* _Exercise aim_: Every record here must be set down once more, precisely as it reads.

Interface dataset entries:

★ ★ ★ ★ ★ ★ ★

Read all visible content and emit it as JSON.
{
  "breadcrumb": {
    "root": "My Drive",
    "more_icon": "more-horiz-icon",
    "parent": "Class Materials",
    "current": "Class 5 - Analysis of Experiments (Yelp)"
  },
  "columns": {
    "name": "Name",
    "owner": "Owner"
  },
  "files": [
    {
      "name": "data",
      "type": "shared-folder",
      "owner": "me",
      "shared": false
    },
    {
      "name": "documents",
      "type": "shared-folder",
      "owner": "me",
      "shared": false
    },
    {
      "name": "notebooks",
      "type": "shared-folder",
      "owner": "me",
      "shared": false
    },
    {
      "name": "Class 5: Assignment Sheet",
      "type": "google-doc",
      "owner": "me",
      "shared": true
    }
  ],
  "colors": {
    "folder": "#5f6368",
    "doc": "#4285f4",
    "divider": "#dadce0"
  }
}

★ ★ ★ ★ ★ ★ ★

* _Solved exercise_:
Read all visible content and emit it as JSON.
{
  "breadcrumb": {
    "root": "My Drive",
    "more_icon": "more-horiz-icon",
    "parent": "Class Materials",
    "current": "Class 5 - Analysis of Experiments (Yelp)"
  },
  "columns": {
    "name": "Name",
    "owner": "Owner"
  },
  "files": [
    {
      "name": "data",
      "type": "shared-folder",
      "owner": "me",
      "shared": false
    },
    {
      "name": "documents",
      "type": "shared-folder",
      "owner": "me",
      "shared": false
    },
    {
      "name": "notebooks",
      "type": "shared-folder",
      "owner": "me",
      "shared": false
    },
    {
      "name": "Class 5: Assignment Sheet",
      "type": "google-doc",
      "owner": "me",
      "shared": true
    }
  ],
  "colors": {
    "folder": "#5f6368",
    "doc": "#4285f4",
    "divider": "#dadce0"
  }
}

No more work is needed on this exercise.